Aim of the task
Each line below that contains the word "JSON" must be copied.

Items from an interface collection
[Start of section]
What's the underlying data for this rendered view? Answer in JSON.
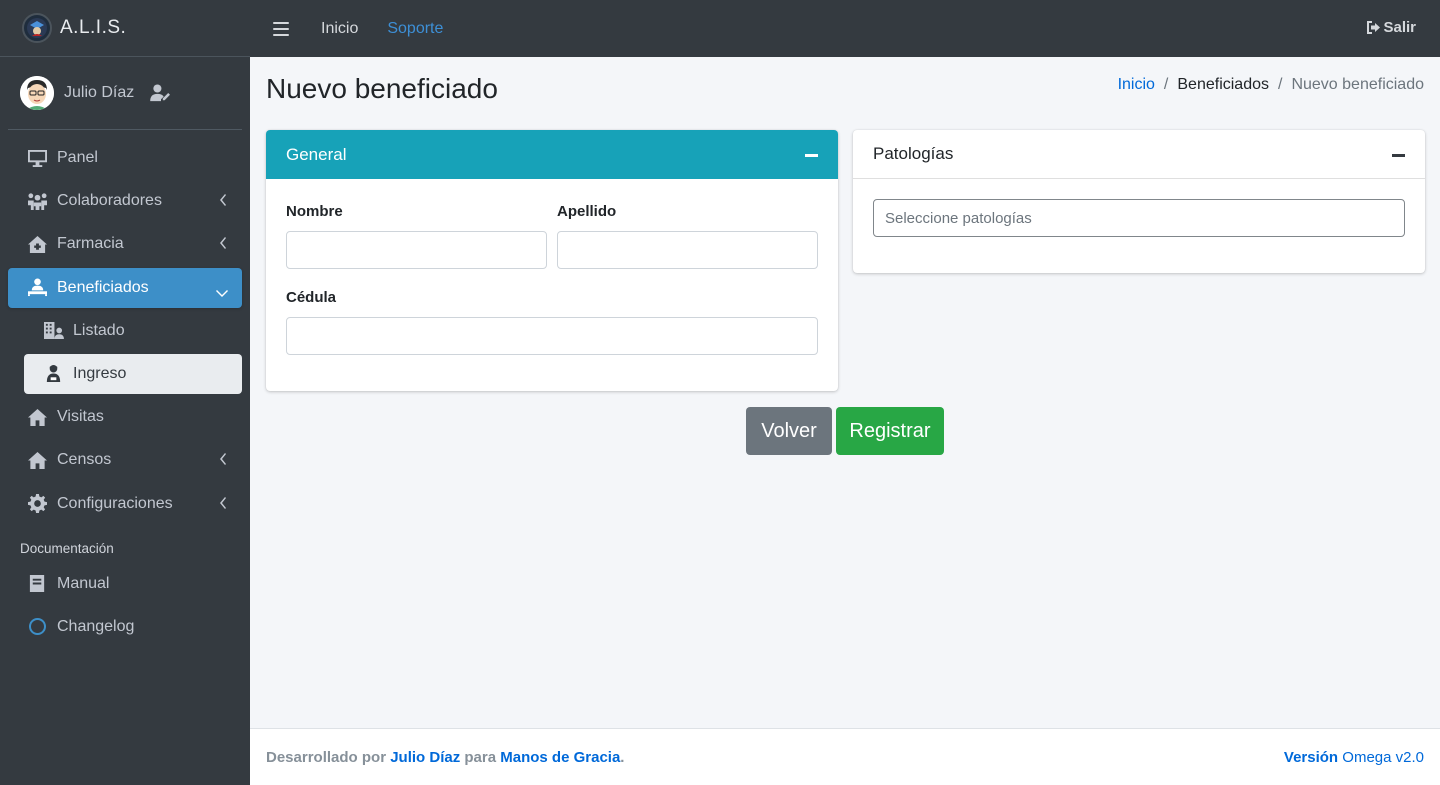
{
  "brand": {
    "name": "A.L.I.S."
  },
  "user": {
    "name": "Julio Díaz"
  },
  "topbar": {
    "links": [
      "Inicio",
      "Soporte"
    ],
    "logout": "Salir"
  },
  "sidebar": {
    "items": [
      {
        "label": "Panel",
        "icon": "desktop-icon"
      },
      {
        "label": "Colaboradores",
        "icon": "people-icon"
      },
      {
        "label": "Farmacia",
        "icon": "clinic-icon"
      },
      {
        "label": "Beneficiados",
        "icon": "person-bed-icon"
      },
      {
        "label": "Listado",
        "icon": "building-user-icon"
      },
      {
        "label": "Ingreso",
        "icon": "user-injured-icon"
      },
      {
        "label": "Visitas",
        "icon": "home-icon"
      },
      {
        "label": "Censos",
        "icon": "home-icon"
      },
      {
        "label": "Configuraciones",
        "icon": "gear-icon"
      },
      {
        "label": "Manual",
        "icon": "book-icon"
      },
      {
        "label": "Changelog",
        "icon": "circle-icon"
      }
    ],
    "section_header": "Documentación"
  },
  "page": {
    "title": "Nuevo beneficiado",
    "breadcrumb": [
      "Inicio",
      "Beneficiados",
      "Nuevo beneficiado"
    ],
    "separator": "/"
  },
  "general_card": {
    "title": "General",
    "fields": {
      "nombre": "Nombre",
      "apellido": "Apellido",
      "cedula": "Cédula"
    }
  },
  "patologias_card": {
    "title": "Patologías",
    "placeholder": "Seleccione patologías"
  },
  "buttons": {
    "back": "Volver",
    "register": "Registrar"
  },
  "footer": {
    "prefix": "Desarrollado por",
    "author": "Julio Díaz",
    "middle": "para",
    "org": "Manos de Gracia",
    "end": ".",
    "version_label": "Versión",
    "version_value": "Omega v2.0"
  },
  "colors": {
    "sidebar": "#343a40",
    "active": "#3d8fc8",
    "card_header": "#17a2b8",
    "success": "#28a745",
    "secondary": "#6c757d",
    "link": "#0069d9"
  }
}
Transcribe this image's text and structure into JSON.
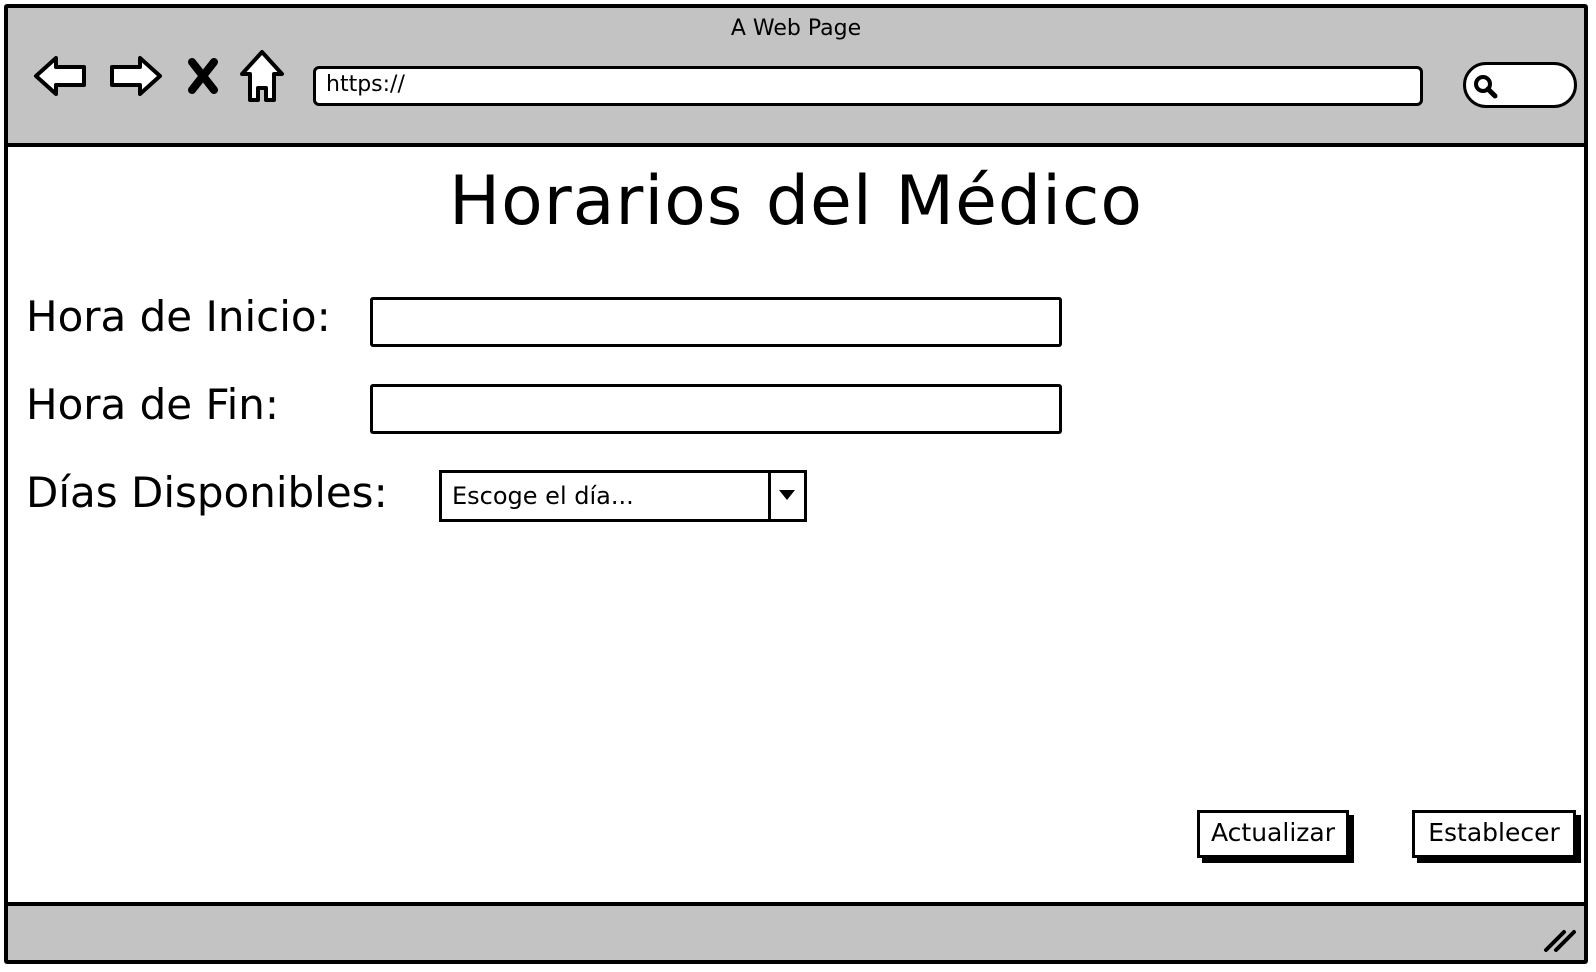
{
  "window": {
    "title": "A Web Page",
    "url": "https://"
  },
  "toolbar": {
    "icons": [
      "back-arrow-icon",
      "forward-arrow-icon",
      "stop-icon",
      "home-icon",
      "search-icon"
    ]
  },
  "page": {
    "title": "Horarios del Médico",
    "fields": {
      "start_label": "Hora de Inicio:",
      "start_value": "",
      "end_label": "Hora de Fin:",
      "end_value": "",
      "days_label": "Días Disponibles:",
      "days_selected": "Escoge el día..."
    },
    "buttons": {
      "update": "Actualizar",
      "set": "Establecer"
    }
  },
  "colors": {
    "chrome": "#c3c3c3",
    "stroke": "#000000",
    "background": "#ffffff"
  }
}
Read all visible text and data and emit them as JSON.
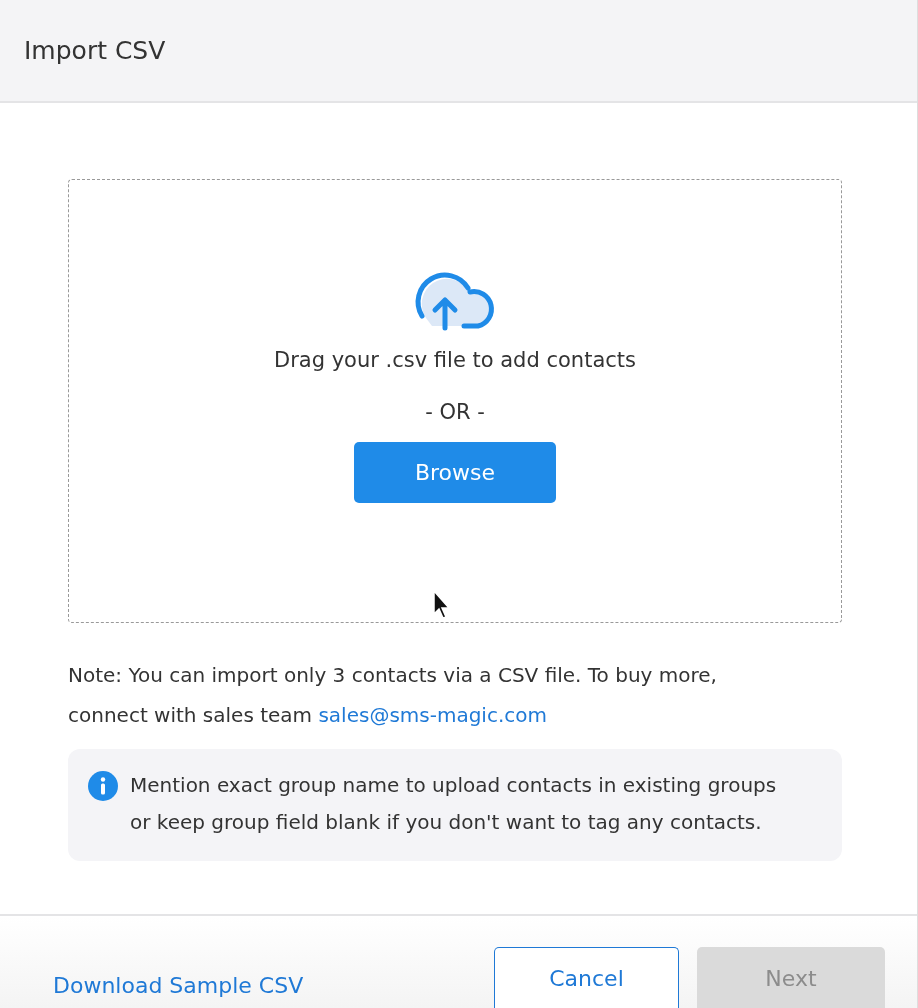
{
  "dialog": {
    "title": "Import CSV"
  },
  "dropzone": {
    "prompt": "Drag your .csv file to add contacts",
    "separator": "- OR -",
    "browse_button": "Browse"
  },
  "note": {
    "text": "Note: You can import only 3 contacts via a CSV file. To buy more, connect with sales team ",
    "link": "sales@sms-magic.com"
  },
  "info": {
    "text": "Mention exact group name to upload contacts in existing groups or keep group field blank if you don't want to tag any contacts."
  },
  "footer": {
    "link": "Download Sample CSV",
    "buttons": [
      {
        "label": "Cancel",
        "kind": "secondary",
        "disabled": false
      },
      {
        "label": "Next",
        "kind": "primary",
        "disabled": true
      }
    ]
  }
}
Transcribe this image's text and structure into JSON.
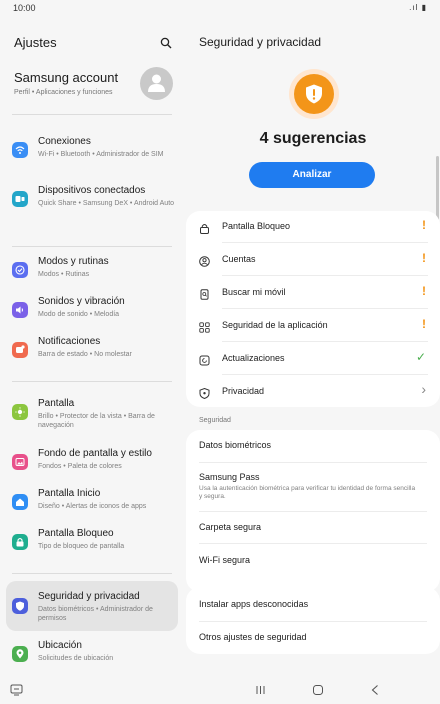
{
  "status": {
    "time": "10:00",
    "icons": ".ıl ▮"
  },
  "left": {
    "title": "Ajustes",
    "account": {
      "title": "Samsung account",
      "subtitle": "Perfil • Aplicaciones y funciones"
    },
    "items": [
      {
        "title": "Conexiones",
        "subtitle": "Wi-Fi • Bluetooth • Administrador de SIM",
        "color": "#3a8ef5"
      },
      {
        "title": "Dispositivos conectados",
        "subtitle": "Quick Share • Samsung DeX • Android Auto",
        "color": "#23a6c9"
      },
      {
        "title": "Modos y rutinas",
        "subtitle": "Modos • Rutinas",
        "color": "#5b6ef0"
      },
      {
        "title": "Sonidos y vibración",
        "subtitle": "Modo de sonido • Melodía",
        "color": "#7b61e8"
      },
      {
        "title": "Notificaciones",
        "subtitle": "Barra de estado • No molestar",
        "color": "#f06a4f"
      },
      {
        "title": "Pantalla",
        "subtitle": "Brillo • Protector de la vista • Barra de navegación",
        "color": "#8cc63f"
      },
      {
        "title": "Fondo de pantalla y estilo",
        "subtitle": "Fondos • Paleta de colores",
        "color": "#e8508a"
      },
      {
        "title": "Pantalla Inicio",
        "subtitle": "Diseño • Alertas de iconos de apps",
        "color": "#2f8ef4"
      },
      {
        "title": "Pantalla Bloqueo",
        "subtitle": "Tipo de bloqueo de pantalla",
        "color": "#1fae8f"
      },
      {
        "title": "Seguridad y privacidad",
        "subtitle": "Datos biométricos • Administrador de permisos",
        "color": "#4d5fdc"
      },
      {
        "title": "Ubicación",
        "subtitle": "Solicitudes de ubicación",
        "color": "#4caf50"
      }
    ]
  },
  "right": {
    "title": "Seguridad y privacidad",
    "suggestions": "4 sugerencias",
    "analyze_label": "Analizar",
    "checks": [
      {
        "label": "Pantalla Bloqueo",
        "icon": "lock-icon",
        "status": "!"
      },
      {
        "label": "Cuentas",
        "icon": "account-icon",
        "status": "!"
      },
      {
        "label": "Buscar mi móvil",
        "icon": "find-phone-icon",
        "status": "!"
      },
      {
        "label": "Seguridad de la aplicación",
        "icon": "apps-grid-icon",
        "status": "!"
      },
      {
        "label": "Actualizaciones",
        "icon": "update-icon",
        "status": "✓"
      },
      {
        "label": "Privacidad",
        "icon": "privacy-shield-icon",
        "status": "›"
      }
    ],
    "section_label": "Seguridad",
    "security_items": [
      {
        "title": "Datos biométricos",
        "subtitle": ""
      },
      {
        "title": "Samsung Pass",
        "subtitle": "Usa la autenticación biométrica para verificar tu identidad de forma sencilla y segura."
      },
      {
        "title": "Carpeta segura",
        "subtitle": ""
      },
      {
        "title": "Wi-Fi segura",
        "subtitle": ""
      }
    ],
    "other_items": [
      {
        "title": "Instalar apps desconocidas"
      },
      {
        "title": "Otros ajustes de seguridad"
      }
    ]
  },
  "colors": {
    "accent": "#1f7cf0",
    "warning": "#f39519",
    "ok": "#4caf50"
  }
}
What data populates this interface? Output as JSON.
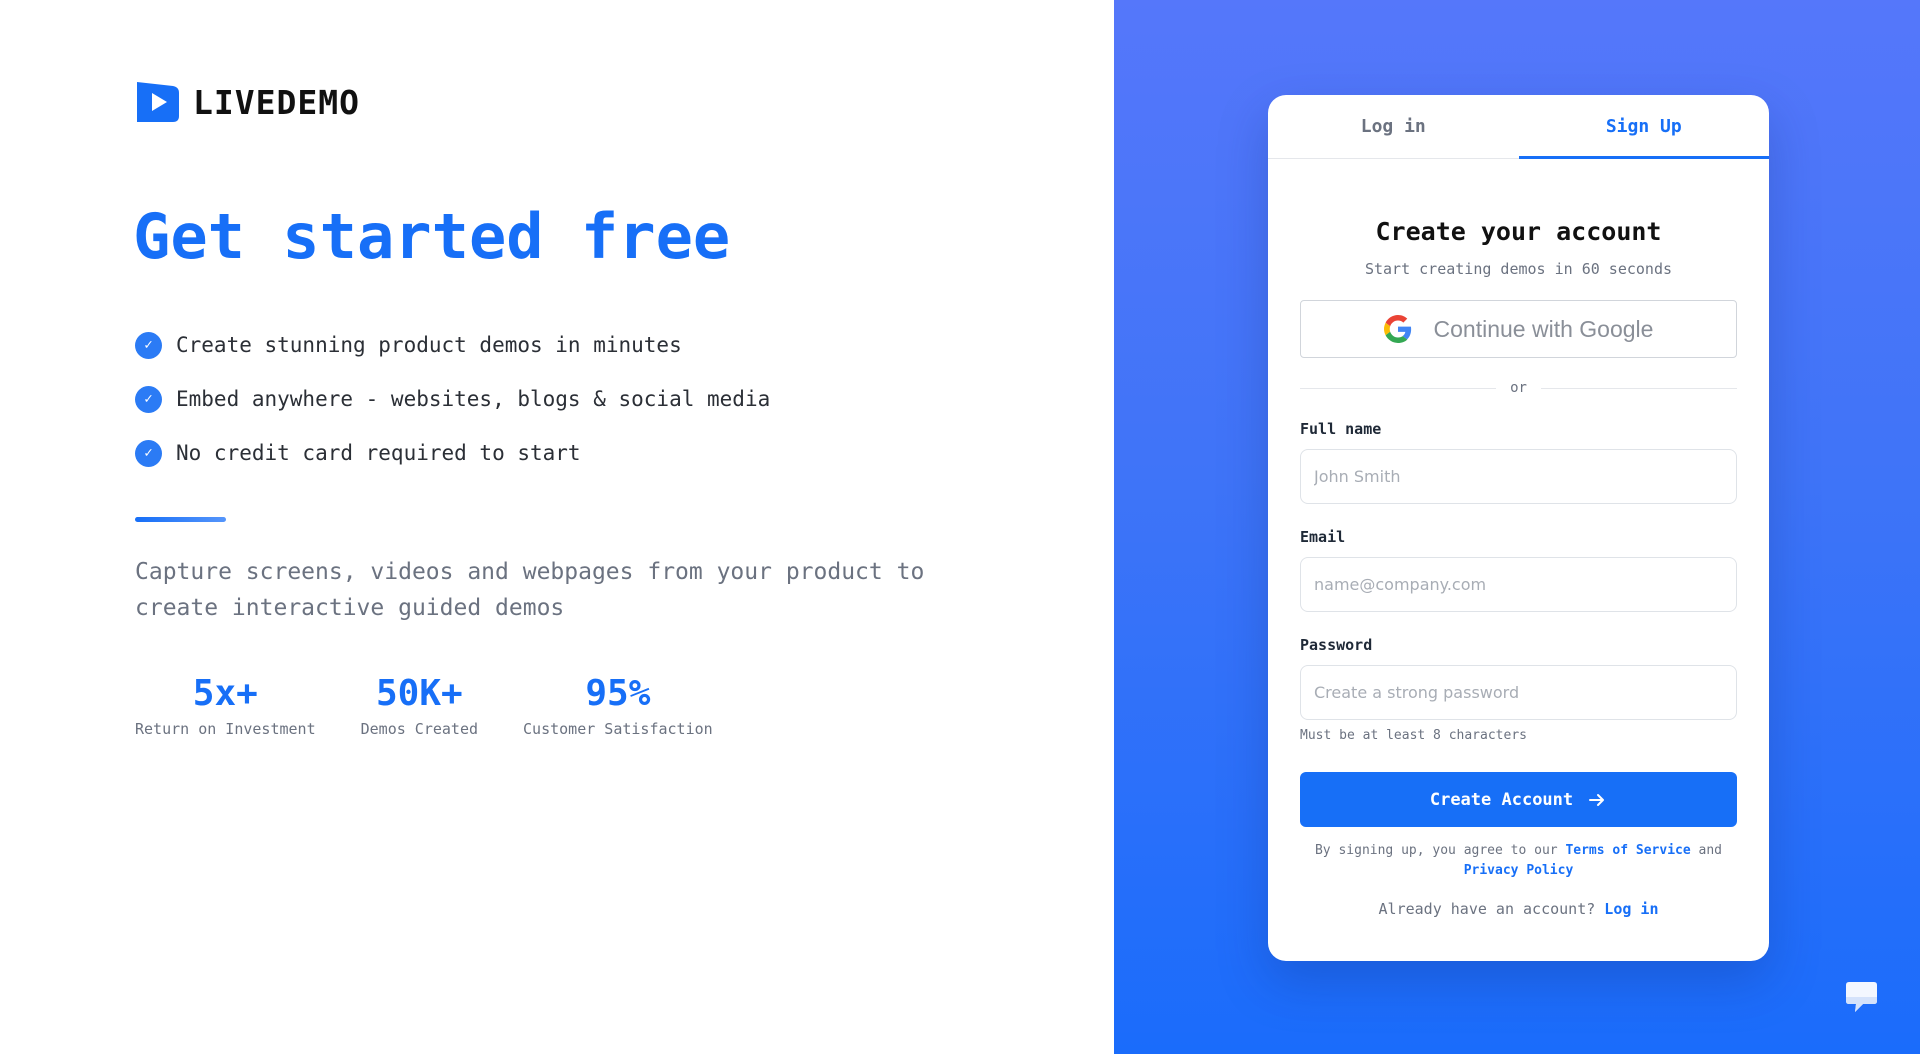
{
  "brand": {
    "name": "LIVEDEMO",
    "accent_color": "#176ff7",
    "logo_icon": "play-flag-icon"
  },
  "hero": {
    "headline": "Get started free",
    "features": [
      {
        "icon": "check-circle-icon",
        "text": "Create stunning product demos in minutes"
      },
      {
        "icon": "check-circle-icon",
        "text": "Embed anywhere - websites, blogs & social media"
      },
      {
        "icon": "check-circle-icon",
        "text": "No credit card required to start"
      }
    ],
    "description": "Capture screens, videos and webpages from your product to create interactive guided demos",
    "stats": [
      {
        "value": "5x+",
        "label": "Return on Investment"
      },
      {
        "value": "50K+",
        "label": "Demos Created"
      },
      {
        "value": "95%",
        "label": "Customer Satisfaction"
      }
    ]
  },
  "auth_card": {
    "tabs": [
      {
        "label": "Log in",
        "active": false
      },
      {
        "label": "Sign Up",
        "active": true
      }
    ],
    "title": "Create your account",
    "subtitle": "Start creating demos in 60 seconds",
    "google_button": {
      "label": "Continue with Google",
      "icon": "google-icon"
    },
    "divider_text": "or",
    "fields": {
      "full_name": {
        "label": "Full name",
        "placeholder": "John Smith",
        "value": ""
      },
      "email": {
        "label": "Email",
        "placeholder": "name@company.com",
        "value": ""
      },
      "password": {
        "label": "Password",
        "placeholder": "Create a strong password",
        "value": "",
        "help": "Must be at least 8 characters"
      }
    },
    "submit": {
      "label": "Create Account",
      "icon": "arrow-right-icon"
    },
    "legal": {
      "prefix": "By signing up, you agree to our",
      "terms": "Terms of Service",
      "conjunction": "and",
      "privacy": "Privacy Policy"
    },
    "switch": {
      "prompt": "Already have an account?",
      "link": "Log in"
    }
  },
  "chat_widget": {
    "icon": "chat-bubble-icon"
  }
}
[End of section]
Task answer
What's the underlying data for this rendered view? Answer in JSON.
Transcribe this image's text and structure into JSON.
Read all visible text and data and emit them as JSON.
Transcribe this image's text and structure into JSON.
What data populates this interface? Output as JSON.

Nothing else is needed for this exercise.